* _WHAT THE EXERCISE ASKS_: Write out every entry once more, character for character.

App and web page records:
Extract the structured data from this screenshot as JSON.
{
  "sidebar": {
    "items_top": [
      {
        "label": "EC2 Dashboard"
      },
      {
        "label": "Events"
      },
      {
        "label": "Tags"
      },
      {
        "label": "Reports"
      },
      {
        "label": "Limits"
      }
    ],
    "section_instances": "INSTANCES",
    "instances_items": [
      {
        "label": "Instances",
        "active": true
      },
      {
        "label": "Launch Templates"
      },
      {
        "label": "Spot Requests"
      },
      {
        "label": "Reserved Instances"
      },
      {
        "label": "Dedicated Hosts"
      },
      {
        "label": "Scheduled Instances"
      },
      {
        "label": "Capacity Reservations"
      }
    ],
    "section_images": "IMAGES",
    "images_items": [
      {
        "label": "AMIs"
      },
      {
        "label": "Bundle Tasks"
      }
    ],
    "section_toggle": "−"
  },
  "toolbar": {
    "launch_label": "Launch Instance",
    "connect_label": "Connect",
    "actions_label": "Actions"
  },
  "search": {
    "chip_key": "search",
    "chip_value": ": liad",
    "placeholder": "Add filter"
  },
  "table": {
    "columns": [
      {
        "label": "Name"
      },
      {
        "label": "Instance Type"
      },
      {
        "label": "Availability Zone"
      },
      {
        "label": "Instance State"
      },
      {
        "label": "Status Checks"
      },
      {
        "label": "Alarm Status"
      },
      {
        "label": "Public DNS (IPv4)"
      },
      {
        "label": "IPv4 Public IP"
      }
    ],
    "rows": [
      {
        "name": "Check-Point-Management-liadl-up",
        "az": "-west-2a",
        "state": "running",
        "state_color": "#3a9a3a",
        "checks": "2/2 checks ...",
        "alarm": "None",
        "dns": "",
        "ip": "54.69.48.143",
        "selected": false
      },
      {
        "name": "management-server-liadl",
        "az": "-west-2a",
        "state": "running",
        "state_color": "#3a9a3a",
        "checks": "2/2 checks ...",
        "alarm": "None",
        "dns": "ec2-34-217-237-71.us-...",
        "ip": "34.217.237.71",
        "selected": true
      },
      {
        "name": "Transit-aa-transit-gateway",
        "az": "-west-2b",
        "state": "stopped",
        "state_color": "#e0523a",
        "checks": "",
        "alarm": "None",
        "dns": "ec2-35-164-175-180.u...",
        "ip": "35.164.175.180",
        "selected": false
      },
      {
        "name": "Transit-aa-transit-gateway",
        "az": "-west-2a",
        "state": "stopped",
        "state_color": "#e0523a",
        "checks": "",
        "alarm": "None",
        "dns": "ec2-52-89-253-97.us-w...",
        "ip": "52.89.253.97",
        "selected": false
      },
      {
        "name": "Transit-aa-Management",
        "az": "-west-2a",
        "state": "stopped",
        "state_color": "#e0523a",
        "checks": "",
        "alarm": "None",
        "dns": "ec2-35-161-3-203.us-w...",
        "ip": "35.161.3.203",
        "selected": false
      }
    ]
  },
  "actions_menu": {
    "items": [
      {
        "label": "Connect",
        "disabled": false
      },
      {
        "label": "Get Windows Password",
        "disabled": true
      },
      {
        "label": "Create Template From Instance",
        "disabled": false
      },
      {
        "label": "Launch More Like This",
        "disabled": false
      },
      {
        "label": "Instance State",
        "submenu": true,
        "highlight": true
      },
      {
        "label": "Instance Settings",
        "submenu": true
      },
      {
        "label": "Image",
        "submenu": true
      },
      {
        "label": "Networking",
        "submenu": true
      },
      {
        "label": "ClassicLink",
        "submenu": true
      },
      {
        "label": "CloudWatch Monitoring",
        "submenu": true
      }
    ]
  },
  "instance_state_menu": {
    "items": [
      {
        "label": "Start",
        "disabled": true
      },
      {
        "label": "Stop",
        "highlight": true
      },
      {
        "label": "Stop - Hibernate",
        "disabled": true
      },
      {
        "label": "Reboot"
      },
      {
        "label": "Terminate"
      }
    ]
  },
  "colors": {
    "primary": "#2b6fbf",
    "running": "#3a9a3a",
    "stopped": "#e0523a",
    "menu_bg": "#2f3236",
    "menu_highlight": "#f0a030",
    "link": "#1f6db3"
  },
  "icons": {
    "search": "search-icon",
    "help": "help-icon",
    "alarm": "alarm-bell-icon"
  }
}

* _TASK OUTPUT_:
Extract the structured data from this screenshot as JSON.
{
  "sidebar": {
    "items_top": [
      {
        "label": "EC2 Dashboard"
      },
      {
        "label": "Events"
      },
      {
        "label": "Tags"
      },
      {
        "label": "Reports"
      },
      {
        "label": "Limits"
      }
    ],
    "section_instances": "INSTANCES",
    "instances_items": [
      {
        "label": "Instances",
        "active": true
      },
      {
        "label": "Launch Templates"
      },
      {
        "label": "Spot Requests"
      },
      {
        "label": "Reserved Instances"
      },
      {
        "label": "Dedicated Hosts"
      },
      {
        "label": "Scheduled Instances"
      },
      {
        "label": "Capacity Reservations"
      }
    ],
    "section_images": "IMAGES",
    "images_items": [
      {
        "label": "AMIs"
      },
      {
        "label": "Bundle Tasks"
      }
    ],
    "section_toggle": "−"
  },
  "toolbar": {
    "launch_label": "Launch Instance",
    "connect_label": "Connect",
    "actions_label": "Actions"
  },
  "search": {
    "chip_key": "search",
    "chip_value": ": liad",
    "placeholder": "Add filter"
  },
  "table": {
    "columns": [
      {
        "label": "Name"
      },
      {
        "label": "Instance Type"
      },
      {
        "label": "Availability Zone"
      },
      {
        "label": "Instance State"
      },
      {
        "label": "Status Checks"
      },
      {
        "label": "Alarm Status"
      },
      {
        "label": "Public DNS (IPv4)"
      },
      {
        "label": "IPv4 Public IP"
      }
    ],
    "rows": [
      {
        "name": "Check-Point-Management-liadl-up",
        "az": "-west-2a",
        "state": "running",
        "state_color": "#3a9a3a",
        "checks": "2/2 checks ...",
        "alarm": "None",
        "dns": "",
        "ip": "54.69.48.143",
        "selected": false
      },
      {
        "name": "management-server-liadl",
        "az": "-west-2a",
        "state": "running",
        "state_color": "#3a9a3a",
        "checks": "2/2 checks ...",
        "alarm": "None",
        "dns": "ec2-34-217-237-71.us-...",
        "ip": "34.217.237.71",
        "selected": true
      },
      {
        "name": "Transit-aa-transit-gateway",
        "az": "-west-2b",
        "state": "stopped",
        "state_color": "#e0523a",
        "checks": "",
        "alarm": "None",
        "dns": "ec2-35-164-175-180.u...",
        "ip": "35.164.175.180",
        "selected": false
      },
      {
        "name": "Transit-aa-transit-gateway",
        "az": "-west-2a",
        "state": "stopped",
        "state_color": "#e0523a",
        "checks": "",
        "alarm": "None",
        "dns": "ec2-52-89-253-97.us-w...",
        "ip": "52.89.253.97",
        "selected": false
      },
      {
        "name": "Transit-aa-Management",
        "az": "-west-2a",
        "state": "stopped",
        "state_color": "#e0523a",
        "checks": "",
        "alarm": "None",
        "dns": "ec2-35-161-3-203.us-w...",
        "ip": "35.161.3.203",
        "selected": false
      }
    ]
  },
  "actions_menu": {
    "items": [
      {
        "label": "Connect",
        "disabled": false
      },
      {
        "label": "Get Windows Password",
        "disabled": true
      },
      {
        "label": "Create Template From Instance",
        "disabled": false
      },
      {
        "label": "Launch More Like This",
        "disabled": false
      },
      {
        "label": "Instance State",
        "submenu": true,
        "highlight": true
      },
      {
        "label": "Instance Settings",
        "submenu": true
      },
      {
        "label": "Image",
        "submenu": true
      },
      {
        "label": "Networking",
        "submenu": true
      },
      {
        "label": "ClassicLink",
        "submenu": true
      },
      {
        "label": "CloudWatch Monitoring",
        "submenu": true
      }
    ]
  },
  "instance_state_menu": {
    "items": [
      {
        "label": "Start",
        "disabled": true
      },
      {
        "label": "Stop",
        "highlight": true
      },
      {
        "label": "Stop - Hibernate",
        "disabled": true
      },
      {
        "label": "Reboot"
      },
      {
        "label": "Terminate"
      }
    ]
  },
  "colors": {
    "primary": "#2b6fbf",
    "running": "#3a9a3a",
    "stopped": "#e0523a",
    "menu_bg": "#2f3236",
    "menu_highlight": "#f0a030",
    "link": "#1f6db3"
  },
  "icons": {
    "search": "search-icon",
    "help": "help-icon",
    "alarm": "alarm-bell-icon"
  }
}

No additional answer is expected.